An election between the latter two, Mr. Vargas Llosa said months ago and repeated this week on a local TV station, is “a choice between terminal cancer and AIDS." He also told CNN that the election of either candidate "would truly be a catastrophe for Peru."
Both candidates have avoided retaliating, knowing that Peruvians are proud of Vargas Llosa's Nobel prize, the first ever won by a Peruvian. Attacking him could be detrimental to their electoral health.

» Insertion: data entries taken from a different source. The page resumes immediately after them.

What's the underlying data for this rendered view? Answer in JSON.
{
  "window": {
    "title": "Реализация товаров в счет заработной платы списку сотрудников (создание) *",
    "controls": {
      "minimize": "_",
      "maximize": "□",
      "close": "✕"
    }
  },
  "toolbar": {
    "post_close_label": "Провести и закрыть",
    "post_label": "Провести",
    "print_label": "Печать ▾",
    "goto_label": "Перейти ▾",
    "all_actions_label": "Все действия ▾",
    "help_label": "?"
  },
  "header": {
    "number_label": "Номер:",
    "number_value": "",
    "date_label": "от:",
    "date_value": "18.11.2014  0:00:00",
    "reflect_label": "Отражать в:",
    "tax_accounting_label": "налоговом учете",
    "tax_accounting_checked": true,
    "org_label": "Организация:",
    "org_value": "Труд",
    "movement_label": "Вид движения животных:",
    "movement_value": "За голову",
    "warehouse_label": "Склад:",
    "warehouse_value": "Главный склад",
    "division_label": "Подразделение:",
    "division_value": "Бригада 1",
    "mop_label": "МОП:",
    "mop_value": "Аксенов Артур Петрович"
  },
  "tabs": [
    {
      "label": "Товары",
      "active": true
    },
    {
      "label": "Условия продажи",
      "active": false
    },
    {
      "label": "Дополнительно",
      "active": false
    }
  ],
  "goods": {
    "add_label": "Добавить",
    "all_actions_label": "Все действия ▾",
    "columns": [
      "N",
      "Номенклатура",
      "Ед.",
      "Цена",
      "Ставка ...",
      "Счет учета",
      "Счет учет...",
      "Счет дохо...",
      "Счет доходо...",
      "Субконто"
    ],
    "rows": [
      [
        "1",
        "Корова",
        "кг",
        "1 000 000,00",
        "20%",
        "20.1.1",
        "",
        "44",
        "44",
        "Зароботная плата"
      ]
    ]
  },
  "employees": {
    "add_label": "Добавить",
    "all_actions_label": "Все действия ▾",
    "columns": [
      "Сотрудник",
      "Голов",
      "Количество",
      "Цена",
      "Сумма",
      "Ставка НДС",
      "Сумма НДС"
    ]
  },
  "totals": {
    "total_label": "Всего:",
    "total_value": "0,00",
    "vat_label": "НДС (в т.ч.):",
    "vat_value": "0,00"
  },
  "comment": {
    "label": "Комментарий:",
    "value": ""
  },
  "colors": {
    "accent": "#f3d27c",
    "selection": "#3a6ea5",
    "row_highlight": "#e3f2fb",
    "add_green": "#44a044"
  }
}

The remarks underscore the influence that Vargas Llosa is playing over the election Sunday, when Peruvian voters go to the polls to pick a new president from among 10 candidates. He is among three names influencing the race, maybe even decisively, who are not on the ballot yet have made the race nastier and more volatile than other recent elections.
Old grudges relived
In 1990, Mr. García was wrapping up his first term as president. While not running then for reelection, his APRA party produced a famous ad in the 1990 presidential runoff between Mr. Fujimori and Vargas Llosa, using Pink Floyd’s “The Wall” to warn voters against an economic disaster if Vargas Llosa won.
García’s government had already destroyed the economy – GDP shrank by 14 percent in 1989 and between 1985 and 1990 inflation was above 2 million percent – so the ad helped stoke fear of greater disaster. Fujimori, a political neophyte who emerged in the polls only weeks before the vote, won the race.
Two years later, Fujimori would close Congress and force García into exile. The government collapsed in the late 1990s and Fujimori fled to Japan in 2000, paving the way for García's return and presidential run in 2001, which he narrowly lost.